(Task requirements): Write out all the data again, exactly as shown.

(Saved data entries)
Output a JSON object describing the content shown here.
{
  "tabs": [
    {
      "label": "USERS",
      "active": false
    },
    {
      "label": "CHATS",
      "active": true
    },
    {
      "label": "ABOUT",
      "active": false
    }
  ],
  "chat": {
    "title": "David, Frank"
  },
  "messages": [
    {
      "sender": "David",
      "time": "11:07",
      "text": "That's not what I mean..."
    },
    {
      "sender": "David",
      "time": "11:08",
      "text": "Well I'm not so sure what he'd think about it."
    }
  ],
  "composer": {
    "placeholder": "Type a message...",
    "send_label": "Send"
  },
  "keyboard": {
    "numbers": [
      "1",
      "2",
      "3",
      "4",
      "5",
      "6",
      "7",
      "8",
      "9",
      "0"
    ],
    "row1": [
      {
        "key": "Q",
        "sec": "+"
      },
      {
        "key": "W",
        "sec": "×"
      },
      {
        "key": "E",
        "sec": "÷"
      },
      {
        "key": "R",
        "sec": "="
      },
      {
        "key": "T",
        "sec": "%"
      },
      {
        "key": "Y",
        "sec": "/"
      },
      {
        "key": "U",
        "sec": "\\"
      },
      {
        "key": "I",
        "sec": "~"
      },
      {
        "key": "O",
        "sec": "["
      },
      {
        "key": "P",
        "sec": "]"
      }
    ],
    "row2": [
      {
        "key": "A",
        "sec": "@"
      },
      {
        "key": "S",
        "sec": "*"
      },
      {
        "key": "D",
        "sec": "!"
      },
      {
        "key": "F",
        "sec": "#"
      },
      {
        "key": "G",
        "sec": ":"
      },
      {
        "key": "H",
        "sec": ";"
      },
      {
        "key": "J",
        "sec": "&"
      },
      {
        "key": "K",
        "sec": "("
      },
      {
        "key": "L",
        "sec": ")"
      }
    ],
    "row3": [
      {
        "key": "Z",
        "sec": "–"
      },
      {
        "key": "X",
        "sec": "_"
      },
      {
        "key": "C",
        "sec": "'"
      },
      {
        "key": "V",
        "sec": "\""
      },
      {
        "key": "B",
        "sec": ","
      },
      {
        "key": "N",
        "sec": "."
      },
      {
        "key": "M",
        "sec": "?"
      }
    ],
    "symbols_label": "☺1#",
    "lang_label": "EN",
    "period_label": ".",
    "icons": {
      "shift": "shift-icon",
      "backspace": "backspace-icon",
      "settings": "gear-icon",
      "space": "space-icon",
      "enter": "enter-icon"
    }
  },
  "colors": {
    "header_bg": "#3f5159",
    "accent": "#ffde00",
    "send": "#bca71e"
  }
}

(Answer section):
Output a JSON object describing the content shown here.
{
  "tabs": [
    {
      "label": "USERS",
      "active": false
    },
    {
      "label": "CHATS",
      "active": true
    },
    {
      "label": "ABOUT",
      "active": false
    }
  ],
  "chat": {
    "title": "David, Frank"
  },
  "messages": [
    {
      "sender": "David",
      "time": "11:07",
      "text": "That's not what I mean..."
    },
    {
      "sender": "David",
      "time": "11:08",
      "text": "Well I'm not so sure what he'd think about it."
    }
  ],
  "composer": {
    "placeholder": "Type a message...",
    "send_label": "Send"
  },
  "keyboard": {
    "numbers": [
      "1",
      "2",
      "3",
      "4",
      "5",
      "6",
      "7",
      "8",
      "9",
      "0"
    ],
    "row1": [
      {
        "key": "Q",
        "sec": "+"
      },
      {
        "key": "W",
        "sec": "×"
      },
      {
        "key": "E",
        "sec": "÷"
      },
      {
        "key": "R",
        "sec": "="
      },
      {
        "key": "T",
        "sec": "%"
      },
      {
        "key": "Y",
        "sec": "/"
      },
      {
        "key": "U",
        "sec": "\\"
      },
      {
        "key": "I",
        "sec": "~"
      },
      {
        "key": "O",
        "sec": "["
      },
      {
        "key": "P",
        "sec": "]"
      }
    ],
    "row2": [
      {
        "key": "A",
        "sec": "@"
      },
      {
        "key": "S",
        "sec": "*"
      },
      {
        "key": "D",
        "sec": "!"
      },
      {
        "key": "F",
        "sec": "#"
      },
      {
        "key": "G",
        "sec": ":"
      },
      {
        "key": "H",
        "sec": ";"
      },
      {
        "key": "J",
        "sec": "&"
      },
      {
        "key": "K",
        "sec": "("
      },
      {
        "key": "L",
        "sec": ")"
      }
    ],
    "row3": [
      {
        "key": "Z",
        "sec": "–"
      },
      {
        "key": "X",
        "sec": "_"
      },
      {
        "key": "C",
        "sec": "'"
      },
      {
        "key": "V",
        "sec": "\""
      },
      {
        "key": "B",
        "sec": ","
      },
      {
        "key": "N",
        "sec": "."
      },
      {
        "key": "M",
        "sec": "?"
      }
    ],
    "symbols_label": "☺1#",
    "lang_label": "EN",
    "period_label": ".",
    "icons": {
      "shift": "shift-icon",
      "backspace": "backspace-icon",
      "settings": "gear-icon",
      "space": "space-icon",
      "enter": "enter-icon"
    }
  },
  "colors": {
    "header_bg": "#3f5159",
    "accent": "#ffde00",
    "send": "#bca71e"
  }
}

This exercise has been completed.